The poll asked a cross-section of the Irish public a number of questions, among them:
“Do you believe or not that Sinn FÃ©in was reponsible for the breakdown of the northern peace process in December 2004 by refusing to allow photographs of weapons being decommussionsed?” to which 46% replied that they thought so, 39% replied they did not and 15% said they did not know or had no opinion.
When asked if it was “likely that Sinn FÃ©in would publically insist that the IRA decommission all its weapons and break totally with criminality” 49% of those asked said it was unlikely, with 33% saying it is likely and 18% not knowing.

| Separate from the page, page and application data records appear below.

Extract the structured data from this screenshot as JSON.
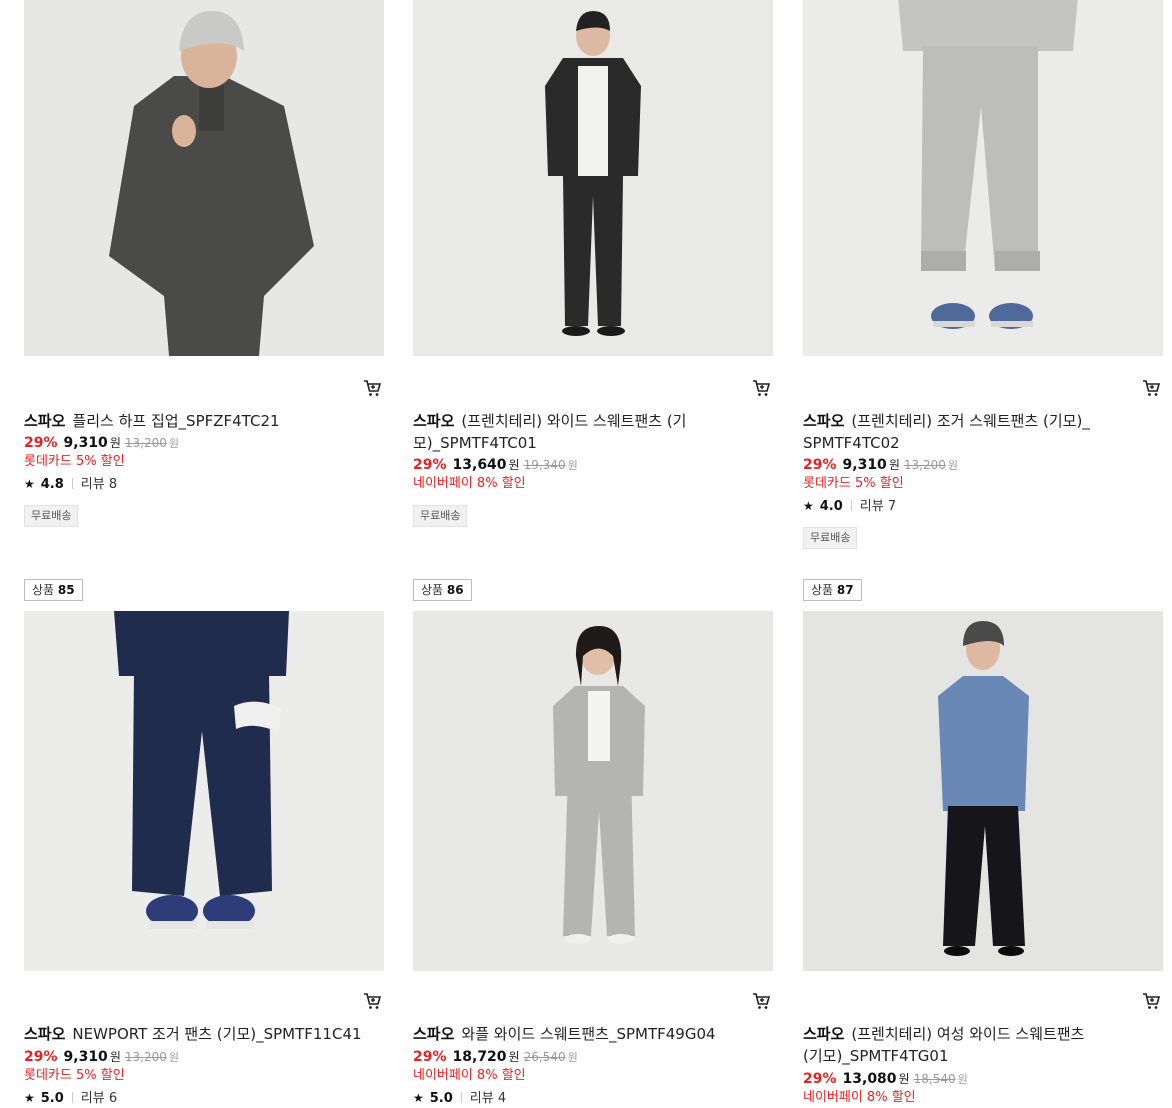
{
  "products": [
    {
      "brand": "스파오",
      "name": "플리스 하프 집업_SPFZF4TC21",
      "discount": "29%",
      "price": "9,310",
      "currency": "원",
      "original_price": "13,200",
      "promo": "롯데카드 5% 할인",
      "rating": "4.8",
      "review_label": "리뷰 8",
      "tag": "무료배송",
      "image_colors": {
        "bg": "#e7e7e5",
        "garment": "#4a4a48",
        "hat": "#c9c9c7",
        "skin": "#d9b49a"
      }
    },
    {
      "brand": "스파오",
      "name": "(프렌치테리) 와이드 스웨트팬츠 (기모)_SPMTF4TC01",
      "discount": "29%",
      "price": "13,640",
      "currency": "원",
      "original_price": "19,340",
      "promo": "네이버페이 8% 할인",
      "tag": "무료배송",
      "image_colors": {
        "bg": "#e9e9e7",
        "garment": "#2a2a2a",
        "shirt": "#f2f2f0",
        "skin": "#dcb9a0"
      }
    },
    {
      "brand": "스파오",
      "name": "(프렌치테리) 조거 스웨트팬츠 (기모)_SPMTF4TC02",
      "discount": "29%",
      "price": "9,310",
      "currency": "원",
      "original_price": "13,200",
      "promo": "롯데카드 5% 할인",
      "rating": "4.0",
      "review_label": "리뷰 7",
      "tag": "무료배송",
      "image_colors": {
        "bg": "#ebebe9",
        "garment": "#bdbdbb",
        "shoe": "#4f6a9a"
      }
    },
    {
      "rank_label": "상품",
      "rank_number": "85",
      "brand": "스파오",
      "name": "NEWPORT 조거 팬츠 (기모)_SPMTF11C41",
      "discount": "29%",
      "price": "9,310",
      "currency": "원",
      "original_price": "13,200",
      "promo": "롯데카드 5% 할인",
      "rating": "5.0",
      "review_label": "리뷰 6",
      "image_colors": {
        "bg": "#ececea",
        "garment": "#1f2c4e",
        "shoe": "#2e3c7a"
      }
    },
    {
      "rank_label": "상품",
      "rank_number": "86",
      "brand": "스파오",
      "name": "와플 와이드 스웨트팬츠_SPMTF49G04",
      "discount": "29%",
      "price": "18,720",
      "currency": "원",
      "original_price": "26,540",
      "promo": "네이버페이 8% 할인",
      "rating": "5.0",
      "review_label": "리뷰 4",
      "image_colors": {
        "bg": "#e8e8e6",
        "garment": "#b4b4b2",
        "shirt": "#f4f4f2",
        "skin": "#e0bfa6"
      }
    },
    {
      "rank_label": "상품",
      "rank_number": "87",
      "brand": "스파오",
      "name": "(프렌치테리) 여성 와이드 스웨트팬츠 (기모)_SPMTF4TG01",
      "discount": "29%",
      "price": "13,080",
      "currency": "원",
      "original_price": "18,540",
      "promo": "네이버페이 8% 할인",
      "image_colors": {
        "bg": "#e4e4e2",
        "garment": "#15151a",
        "top": "#6a88b6",
        "hat": "#4a4a4a",
        "skin": "#dcb9a0"
      }
    }
  ],
  "icons": {
    "cart": "cart-icon",
    "star": "star-icon"
  }
}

On the most contentious questions arising from the “political turbulance” of the past number of weeks, 62% said they agreed with “the Irish government`s belief that Sinn FÃ©in and the IRA are one and the same organisation” and 46% said they areed with Justice Minister Michael McDowell`s statement that three senior members of Sinn FÃ©in are also members of the IRA army council.
The same number also said the minister should sanction the men`s arrests if he thought they were linked to the outlaw oraganisation.

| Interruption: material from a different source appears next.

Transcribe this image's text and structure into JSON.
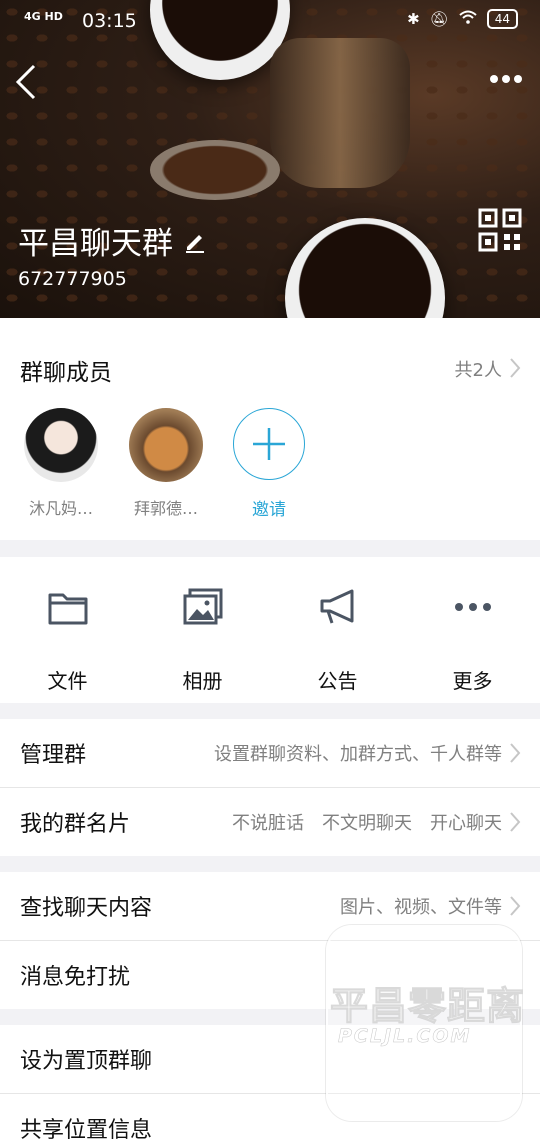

62% of voters also said they believed that, until recently, the Irish government had been “too soft” on IRA criminality.
In an overwhelmingly expressed opinion, 74% of people said they thought the Irish government should name businesses suspected to be backed by IRA money.

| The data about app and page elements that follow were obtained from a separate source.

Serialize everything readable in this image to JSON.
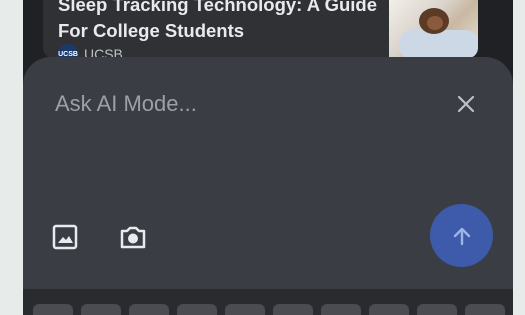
{
  "news": {
    "title_line1": "Sleep Tracking Technology: A Guide",
    "title_line2": "For College Students",
    "source": "UCSB",
    "source_logo_text": "UCSB"
  },
  "composer": {
    "placeholder": "Ask AI Mode...",
    "close_icon": "close-icon",
    "gallery_icon": "image-icon",
    "camera_icon": "camera-icon",
    "send_icon": "arrow-up-icon",
    "send_color": "#3e5bab"
  },
  "keyboard": {
    "visible_keys": 10
  }
}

While support for Sinn FÃ©in has not dropped appreciably, falling only one percentage point to 9%, Gerry Adams personal approval rating now ranks him as the least popular leader of any party sitting in the DÃ¡il, having plummeted from 52% in October of 2002 to just 31% for February of this year.